This is how it happened according to our National Archives: The ideological and strategic differences that grew among suffrage leaders during and immediately after the Civil War formally split the women’s movement into two rival associations. Stanton and Anthony, after accusing abolitionist and Republican supporters of emphasizing black civil rights at the expense of women’s rights, formed the National Woman Suffrage Association (NWSA) in May of 1869. The American Woman Suffrage Association (AWSA), founded 6 months later by Lucy Stone, Julia Ward Howe, and Thomas Wentworth Higginson, protested the confrontational tactics of the NWSA and tied itself closely to the Republican Party while concentrating solely on securing the vote for women state by state. In 1890 the two suffrage organizations merged into the National American Woman Suffrage Association (NAWSA). Stanton became its president, Anthony became its vice president, and Stone became chairman of the executive committee.In 1919, one year before women gained the right to vote with the adoption of the 19th amendment, the NAWSA reorganized into the League of Women Voters. ( I would add here that I have a close friend who has been active in the League of Women Voters. Thanks, Beth.)
Because states had to approve their own ratification, there were delays. For instance: Early in 1919, the House of Representatives passed the 19th amendment by a vote of 304 to 90, and the Senate approved it 56 to 25. Illinois, Wisconsin, and Michigan were the first states to ratify it. Tennessee delayed in 1920, but finally reaffirmed its vote, delivering the 36th ratification for final adoption. After the amendment became part of the law of the land, Maryland did not ratify until 1941, and did not transmit the ratification document to the State Department until 1958.

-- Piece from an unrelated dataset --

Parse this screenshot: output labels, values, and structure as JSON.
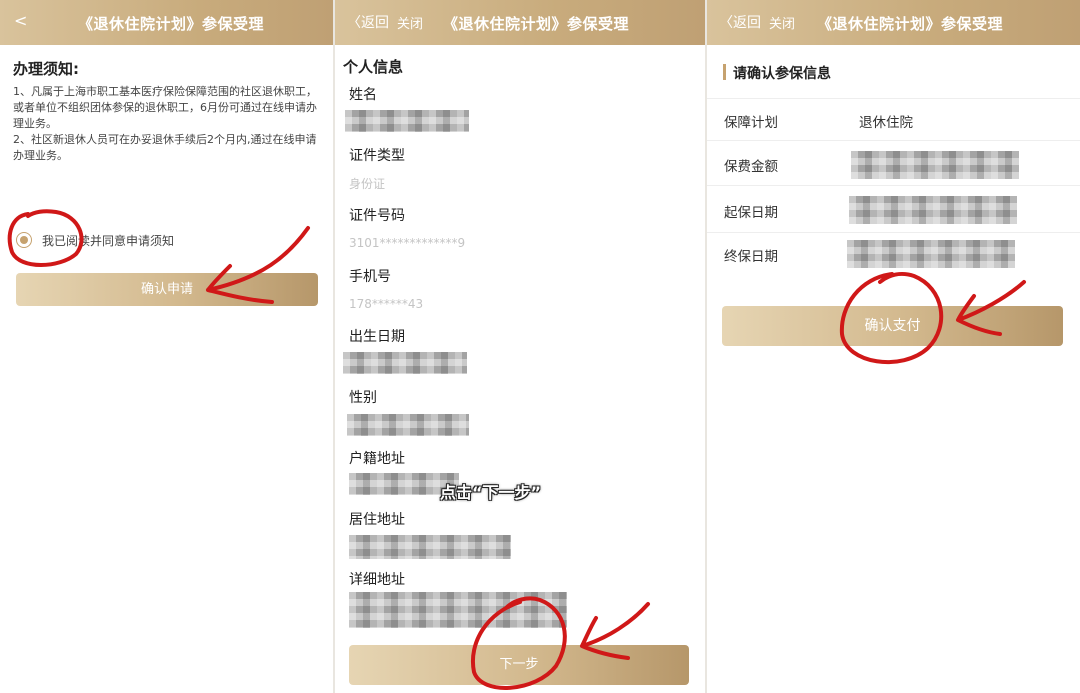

Yes, it takes time for many to decide what is right. It is even harder for Americans to get on the same page in their beliefs and commitment of conscience because we are such a diverse society. Our modern day America is no different than the days it took our country to do what was right for women and minorities. No matter how hard it is, look for the candidate that you feel will best represent you and you can trust with your future and the future of your family. Most of all, as we trust God who has calls us to “humble” ourselves and pray, He will “heal” our land…and our world.
Prayer: “Oh God, you made us in your own image and redeemed us through Jesus your Son: Look with compassion on the whole human family; take away the arrogance and hatred which infect our hearts; break down the walls that separate us; unite us in bonds of love; and work through our struggle and confusion to accomplish your purposes on earth; that, in your good time, all nations and races may serve you in harmony around your heavenly throne; through Jesus Christ our Lord. Amen.” The Book of Common Prayer 1979 p.815
Women in the 1800’s stood up and spoke their mind for themselves and those of us in their future. They let nothing stand in their way. Voting is now one of our special rights because of the courage of others. Let’s hope that this will be remembered in November. Every woman (and man) should take advantage of this privilege.